Carolinas HealthCare System

Health Information - Disease

Search Health Information   
 

Xanthoma

Definition

Xanthoma is a skin condition in which certain fats build up under the surface of the skin.

Alternative Names

Skin growths - fatty; Xanthelasma

Causes, incidence, and risk factors

Xanthomas are common, particularly among older adults and people with high blood lipids.

Xanthomas vary in size. Some are very small, while others are bigger than 3 inches in diameter. They may appear anywhere on the body, but are most often seen on the elbows, joints, tendons, knees, hands, feet, or buttocks.

They may be a sign of a medical condition that involves an increase in blood lipids. Such conditions include:

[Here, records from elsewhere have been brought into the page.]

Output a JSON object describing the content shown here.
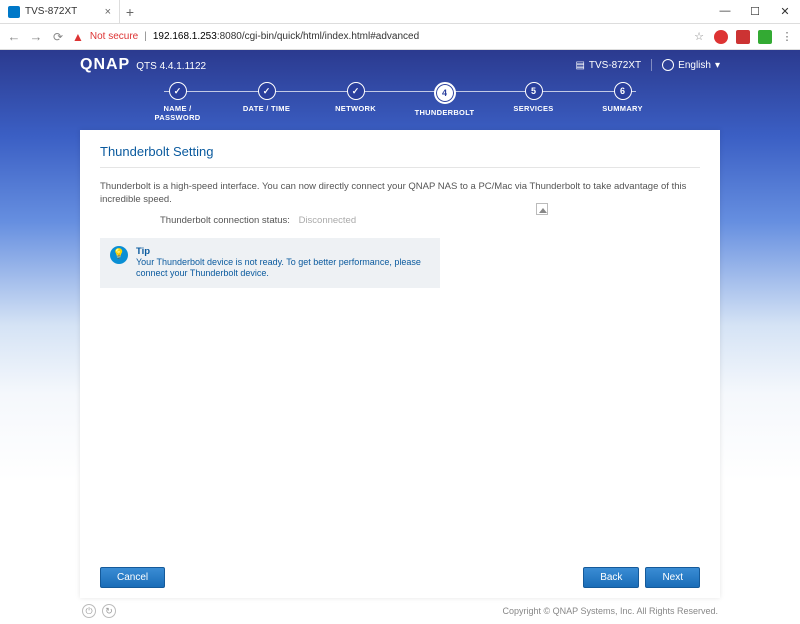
{
  "browser": {
    "tab_title": "TVS-872XT",
    "url_notsecure": "Not secure",
    "url_host": "192.168.1.253",
    "url_path": ":8080/cgi-bin/quick/html/index.html#advanced"
  },
  "header": {
    "brand": "QNAP",
    "version": "QTS 4.4.1.1122",
    "device": "TVS-872XT",
    "language": "English"
  },
  "steps": [
    {
      "label": "NAME /\nPASSWORD",
      "state": "done"
    },
    {
      "label": "DATE / TIME",
      "state": "done"
    },
    {
      "label": "NETWORK",
      "state": "done"
    },
    {
      "label": "THUNDERBOLT",
      "state": "current",
      "num": "4"
    },
    {
      "label": "SERVICES",
      "state": "todo",
      "num": "5"
    },
    {
      "label": "SUMMARY",
      "state": "todo",
      "num": "6"
    }
  ],
  "main": {
    "title": "Thunderbolt Setting",
    "description": "Thunderbolt is a high-speed interface. You can now directly connect your QNAP NAS to a PC/Mac via Thunderbolt to take advantage of this incredible speed.",
    "status_label": "Thunderbolt connection status:",
    "status_value": "Disconnected",
    "tip_heading": "Tip",
    "tip_body": "Your Thunderbolt device is not ready. To get better performance, please connect your Thunderbolt device."
  },
  "buttons": {
    "cancel": "Cancel",
    "back": "Back",
    "next": "Next"
  },
  "footer": {
    "copyright": "Copyright © QNAP Systems, Inc. All Rights Reserved."
  }
}
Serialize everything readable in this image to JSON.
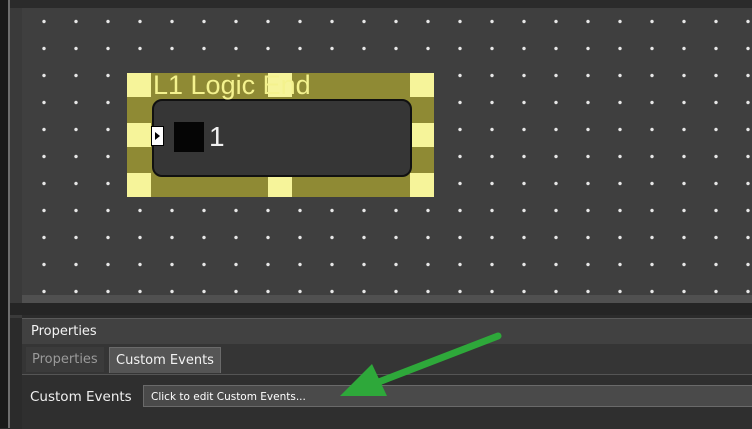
{
  "workspace": {
    "block": {
      "title": "L1  Logic End",
      "number": "1"
    }
  },
  "properties_panel": {
    "title": "Properties",
    "tabs": [
      {
        "label": "Properties",
        "active": false
      },
      {
        "label": "Custom Events",
        "active": true
      }
    ],
    "field": {
      "label": "Custom Events",
      "value": "Click to edit Custom Events..."
    }
  },
  "annotation": {
    "arrow_color": "#2ea83a",
    "icon": "arrow-pointer-icon"
  },
  "colors": {
    "selection_frame": "#8f8a34",
    "selection_handle": "#f6f49a",
    "canvas": "#3f3f3f",
    "grid_dot": "#e8e8e8"
  }
}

Xanthelasma palpebra, a common type of xanthoma that appears on the eyelids and may occur without any underlying medical condition, is not necessarily associated with elevated cholesterol or lipids.

Symptoms

A xanthoma looks like a sore or bump under the skin. It's usually flat, soft to the touch, and yellow in color. It has sharp, distinct edges.

Signs and tests

Your health care provider will examine the skin. Usually, a diagnose of xanthoma can be made by looking at your skin. A biopsy of the growth will show a fatty deposit.

You may have blood tests done to check lipid levels, liver function, and for diabetes.

Treatment

If you have a disease that causes increased blood lipids, treating the condition may help reduce the development of xanthomas.

If the growth bothers you, your doctor may remove it. However, xanthomas may come back after surgery.

Expectations (prognosis)

The growth is non-cancerous and painless, but may be a sign of another medical condition.

Complications

The growth may cause a change in how you look. This is called cosmetic disfiguring.

Calling your health care provider

Call your health care provider if xanthomas develop. They may indicate an underlying disorder that needs treatment.

Prevention

Control of blood lipids, including triglycerides and cholesterol levels, may help to reduce development of xanthomas.

References

Errors in Metabolism. James WD, Berger TG, Elston DM, eds. Andrews' Diseases of the Skin: Clinical Dermatology. 10th ed. Philadelphia, Pa: Saunders Elsevier; 2005: chap 26.

Massengale WT, Nesbitt LT Jr. Xanthomas. In: Bolognia JL, Jorizzo JL, Rapini RP, eds.: Dermatology. 2nd ed. Philadelphia, Pa: Mosby Elsevier; 2008: chap 91.

Semenkovich CF. Disorders of Lipid Metabolism. In: Goldman L, Ausiello D, eds. Cecil Medicine. 23rd ed. Philadelphia, Pa: Saunders Elsevier. 2007: chap 217.


Review Date: 5/13/2011
Reviewed By: Kevin Berman, MD, PhD, Atlanta Center for Dermatologic Disease, Atlanta, GA. Review provided by VeriMed Healthcare Network. Also reviewed by David Zieve, MD, MHA, Medical Director, A.D.A.M., Inc.
The information provided herein should not be used during any medical emergency or for the diagnosis or treatment of any medical condition. A licensed medical professional should be consulted for diagnosis and treatment of any and all medical conditions. Call 911 for all medical emergencies. Links to other sites are provided for information only -- they do not constitute endorsements of those other sites. © 1997- A.D.A.M., Inc. Any duplication or distribution of the information contained herein is strictly prohibited.
adam.com
 
About Carolinas HealthCare System
Who We Are
Leadership
Community Benefit
Corporate Financial Information
Diversity & Inclusion
Annual Report
Foundation
Patient Links
Pay Your Bill
Hospital Pre-Registration
Patient Rights
Privacy Policy
Financial Assistance
Quality & Value Reports
Insurance
Careers
Join Carolinas HealthCare System
Physician Careers

For Employees
Carolinas Connect
Connect with Us
Watch Carolinas HealthCare on YoutubeFollow Carolinas HealthCare on TwitterLike Carolinas HealthCare on FacebookContact Carolinas HealthCareJoin Carolinas HealthCare on LinkedInGo to our mobile website.